**Exercise:**
Every line below needs to be reproduced exactly.

**Data records:**
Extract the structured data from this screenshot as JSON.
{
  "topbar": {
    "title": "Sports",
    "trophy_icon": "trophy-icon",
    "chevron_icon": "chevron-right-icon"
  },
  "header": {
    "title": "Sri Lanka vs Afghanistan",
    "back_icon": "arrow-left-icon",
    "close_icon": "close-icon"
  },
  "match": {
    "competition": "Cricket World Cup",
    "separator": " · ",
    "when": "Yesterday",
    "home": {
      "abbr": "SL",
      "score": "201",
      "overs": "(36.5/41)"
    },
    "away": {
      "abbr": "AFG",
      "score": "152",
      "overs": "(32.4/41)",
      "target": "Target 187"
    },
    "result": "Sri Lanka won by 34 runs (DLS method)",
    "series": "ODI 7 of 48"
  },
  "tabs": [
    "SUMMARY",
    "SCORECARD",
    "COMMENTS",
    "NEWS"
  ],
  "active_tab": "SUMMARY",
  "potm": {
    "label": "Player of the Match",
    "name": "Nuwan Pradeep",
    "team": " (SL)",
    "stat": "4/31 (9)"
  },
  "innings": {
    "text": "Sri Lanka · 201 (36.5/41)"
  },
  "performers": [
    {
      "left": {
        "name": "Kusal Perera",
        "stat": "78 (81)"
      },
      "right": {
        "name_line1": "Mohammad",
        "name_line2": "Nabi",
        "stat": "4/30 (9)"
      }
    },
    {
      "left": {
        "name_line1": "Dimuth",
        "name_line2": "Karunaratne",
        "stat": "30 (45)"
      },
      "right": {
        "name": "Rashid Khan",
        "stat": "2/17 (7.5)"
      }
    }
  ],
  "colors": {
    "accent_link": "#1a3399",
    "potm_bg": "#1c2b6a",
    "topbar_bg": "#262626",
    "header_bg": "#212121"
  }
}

**The answer:**
Extract the structured data from this screenshot as JSON.
{
  "topbar": {
    "title": "Sports",
    "trophy_icon": "trophy-icon",
    "chevron_icon": "chevron-right-icon"
  },
  "header": {
    "title": "Sri Lanka vs Afghanistan",
    "back_icon": "arrow-left-icon",
    "close_icon": "close-icon"
  },
  "match": {
    "competition": "Cricket World Cup",
    "separator": " · ",
    "when": "Yesterday",
    "home": {
      "abbr": "SL",
      "score": "201",
      "overs": "(36.5/41)"
    },
    "away": {
      "abbr": "AFG",
      "score": "152",
      "overs": "(32.4/41)",
      "target": "Target 187"
    },
    "result": "Sri Lanka won by 34 runs (DLS method)",
    "series": "ODI 7 of 48"
  },
  "tabs": [
    "SUMMARY",
    "SCORECARD",
    "COMMENTS",
    "NEWS"
  ],
  "active_tab": "SUMMARY",
  "potm": {
    "label": "Player of the Match",
    "name": "Nuwan Pradeep",
    "team": " (SL)",
    "stat": "4/31 (9)"
  },
  "innings": {
    "text": "Sri Lanka · 201 (36.5/41)"
  },
  "performers": [
    {
      "left": {
        "name": "Kusal Perera",
        "stat": "78 (81)"
      },
      "right": {
        "name_line1": "Mohammad",
        "name_line2": "Nabi",
        "stat": "4/30 (9)"
      }
    },
    {
      "left": {
        "name_line1": "Dimuth",
        "name_line2": "Karunaratne",
        "stat": "30 (45)"
      },
      "right": {
        "name": "Rashid Khan",
        "stat": "2/17 (7.5)"
      }
    }
  ],
  "colors": {
    "accent_link": "#1a3399",
    "potm_bg": "#1c2b6a",
    "topbar_bg": "#262626",
    "header_bg": "#212121"
  }
}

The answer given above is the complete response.